Last Thursday, 19 January, the first “Honours PhD research-teaching day” took place in Groningen. Also known as the “honours PhD day”, this event was organized by the research center for talent development in higher education and society. It was the first time in the Netherlands (maybe even in Europe) that an event focusing on PhD research on education for talented/gifted/honours students was organized.
PhD research on honours education is a new experience in the Netherlands. In 2012, the first dissertation in honours was published (Teaching for excellence, by Marca Wolfensberger). Since then, 4 other dissertations on this subject have been published, reflecting the growing interest in this field of research (Hitting the high notes, by Karin Scager; Intelligent interveniëren, by Josephine Lappia; X-factor for innovation, by Janina Banis; and Excellence in Higher Education, by Ada Kool). Last Thursday, the honours PhD day brought together 9 PhD candidates, giving them the opportunity to meet, enlarge their network and learn from each other. In addition, contact was made with other PhD candidates doing research on honours who could not join the event, but are now part of the ‘honours PhD network’. The morning programme was specifically designed to help PhD candidates to get to know each other and make progress in their research. In small groups, PhD candidates shortly presented their research and brought a question they wanted to receive feedback on. The groups were moderated by experts in the field: Marca Wolfensberger, Leonie Kronborg, Kirsi Tirri, Ada Kool and myself.
Group of PhDs and experts at the morning programme.
With the aim of bridging the gap between PhD research on honours education and the actual educational practice, the afternoon programme focused on the question: how can my PhD research help honours education? In poster discussion rounds, PhD candidates presented the practical implications of their research to lecturers, policy makers, researchers and others interested in honours education. Time was too short to embrace all the fruitful discussions that took place in the multiple rounds, confirming the need for more opportunities to connect educational research and practice.
Poster discussion session
Following the discussions, we attended the keynote lecture of our guest speaker, Prof. Dr. Kirsi Tirri, Professor of Education and Research Director at the Department of Teacher Education at the University of Helsinki, Finland. In her keynote, Dr. Tirri made clear the importance of inclusive education and that it must include gifted students, considering their needs in curriculum planning and teaching methods used. Dr. Tirri also identified common misconceptions concerning gifted students and gifted education and provided recommendations to teachers to help them meet the needs of gifted students in inclusive educational settings (click here to view the keynote).
Due to the visit of Dr. Leonie Kronborg, expert in the field of Gifted Education from the Faculty of Education, Monash University, Victoria, Australia, the honours PhD day’s programme continued on Friday morning, when Dr. Kronborg gave a lecture titled “Effective teaching of gifted and highly able secondary students for talent development: a case study”. In her lecture, she showed the impressive results of a longitudinal study on teacher’s perspectives on gifted education and the teaching strategies used.

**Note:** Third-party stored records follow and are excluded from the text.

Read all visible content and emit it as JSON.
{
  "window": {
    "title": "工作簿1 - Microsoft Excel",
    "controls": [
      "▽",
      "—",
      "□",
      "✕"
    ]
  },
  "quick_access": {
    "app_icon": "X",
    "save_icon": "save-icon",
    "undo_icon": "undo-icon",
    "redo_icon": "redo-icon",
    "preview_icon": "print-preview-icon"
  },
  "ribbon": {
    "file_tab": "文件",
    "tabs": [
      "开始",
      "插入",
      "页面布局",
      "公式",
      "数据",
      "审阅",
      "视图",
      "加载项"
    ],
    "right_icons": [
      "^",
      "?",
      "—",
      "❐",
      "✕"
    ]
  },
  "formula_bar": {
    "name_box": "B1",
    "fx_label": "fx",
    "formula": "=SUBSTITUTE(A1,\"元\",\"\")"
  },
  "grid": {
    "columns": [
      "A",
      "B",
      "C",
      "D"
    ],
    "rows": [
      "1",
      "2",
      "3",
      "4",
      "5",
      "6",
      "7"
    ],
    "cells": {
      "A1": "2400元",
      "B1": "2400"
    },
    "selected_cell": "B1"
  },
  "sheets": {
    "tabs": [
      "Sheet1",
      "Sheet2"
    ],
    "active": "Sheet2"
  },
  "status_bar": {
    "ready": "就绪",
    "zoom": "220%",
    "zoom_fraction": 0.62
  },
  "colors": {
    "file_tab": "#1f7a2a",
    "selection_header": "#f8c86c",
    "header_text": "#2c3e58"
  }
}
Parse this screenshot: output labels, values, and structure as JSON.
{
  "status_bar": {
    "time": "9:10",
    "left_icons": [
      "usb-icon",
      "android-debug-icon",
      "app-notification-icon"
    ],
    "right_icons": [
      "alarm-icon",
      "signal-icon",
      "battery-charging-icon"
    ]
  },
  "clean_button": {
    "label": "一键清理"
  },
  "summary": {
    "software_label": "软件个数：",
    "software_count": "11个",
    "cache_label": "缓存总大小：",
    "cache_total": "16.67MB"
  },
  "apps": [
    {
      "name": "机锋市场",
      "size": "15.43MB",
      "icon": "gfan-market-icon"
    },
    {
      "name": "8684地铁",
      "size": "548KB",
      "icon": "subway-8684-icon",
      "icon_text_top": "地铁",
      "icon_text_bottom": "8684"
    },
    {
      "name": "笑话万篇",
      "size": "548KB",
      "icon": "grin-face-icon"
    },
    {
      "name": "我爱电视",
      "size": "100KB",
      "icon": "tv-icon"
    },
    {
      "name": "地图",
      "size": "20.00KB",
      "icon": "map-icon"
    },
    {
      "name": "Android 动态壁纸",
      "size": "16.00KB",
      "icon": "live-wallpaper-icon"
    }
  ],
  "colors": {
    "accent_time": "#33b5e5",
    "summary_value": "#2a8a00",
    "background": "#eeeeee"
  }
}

Dr. Leonie Kronborg
We were happy to hear from PhD candidates that they have enjoyed the programme, have learned from the experts and form each other, that the feedback they received helped them move forward in their research and that they felt that their research matters. It is often difficult for those involved in educational research to translate their results into practice and, the other way around, it is often hard for policy makers and lecturers to see the added value of PhD research to their daily practice. We hope the honours PhD day has accomplished its ambition of helping bridge this gap between honours research and practice. We look back with fulfillment and joy at this first honours PhD day, certain that this was only the first of many to come. (See also the article on by Science guide)
Patricia Robbe – Senior researcher Research Centre for Talent Development in Higher Education and Society